● Your assignment
Copy every entry exactly.

● Records supplied
....

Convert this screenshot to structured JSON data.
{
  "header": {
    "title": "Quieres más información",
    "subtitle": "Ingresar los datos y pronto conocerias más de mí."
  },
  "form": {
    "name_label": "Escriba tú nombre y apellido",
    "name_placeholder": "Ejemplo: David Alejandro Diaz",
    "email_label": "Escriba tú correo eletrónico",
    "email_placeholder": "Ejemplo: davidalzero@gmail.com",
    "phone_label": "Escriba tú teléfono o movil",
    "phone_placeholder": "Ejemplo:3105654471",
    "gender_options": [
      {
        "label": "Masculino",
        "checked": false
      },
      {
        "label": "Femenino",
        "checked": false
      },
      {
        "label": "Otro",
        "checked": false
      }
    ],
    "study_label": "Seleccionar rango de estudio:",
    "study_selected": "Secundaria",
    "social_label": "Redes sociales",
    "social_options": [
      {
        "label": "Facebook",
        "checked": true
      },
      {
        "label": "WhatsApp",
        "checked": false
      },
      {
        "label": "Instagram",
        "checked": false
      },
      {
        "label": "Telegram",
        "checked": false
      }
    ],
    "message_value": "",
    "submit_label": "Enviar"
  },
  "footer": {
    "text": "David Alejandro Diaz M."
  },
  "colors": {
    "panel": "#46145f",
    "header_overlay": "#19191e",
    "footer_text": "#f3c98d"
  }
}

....

● Response to this task
Convert this screenshot to structured JSON data.
{
  "header": {
    "title": "Quieres más información",
    "subtitle": "Ingresar los datos y pronto conocerias más de mí."
  },
  "form": {
    "name_label": "Escriba tú nombre y apellido",
    "name_placeholder": "Ejemplo: David Alejandro Diaz",
    "email_label": "Escriba tú correo eletrónico",
    "email_placeholder": "Ejemplo: davidalzero@gmail.com",
    "phone_label": "Escriba tú teléfono o movil",
    "phone_placeholder": "Ejemplo:3105654471",
    "gender_options": [
      {
        "label": "Masculino",
        "checked": false
      },
      {
        "label": "Femenino",
        "checked": false
      },
      {
        "label": "Otro",
        "checked": false
      }
    ],
    "study_label": "Seleccionar rango de estudio:",
    "study_selected": "Secundaria",
    "social_label": "Redes sociales",
    "social_options": [
      {
        "label": "Facebook",
        "checked": true
      },
      {
        "label": "WhatsApp",
        "checked": false
      },
      {
        "label": "Instagram",
        "checked": false
      },
      {
        "label": "Telegram",
        "checked": false
      }
    ],
    "message_value": "",
    "submit_label": "Enviar"
  },
  "footer": {
    "text": "David Alejandro Diaz M."
  },
  "colors": {
    "panel": "#46145f",
    "header_overlay": "#19191e",
    "footer_text": "#f3c98d"
  }
}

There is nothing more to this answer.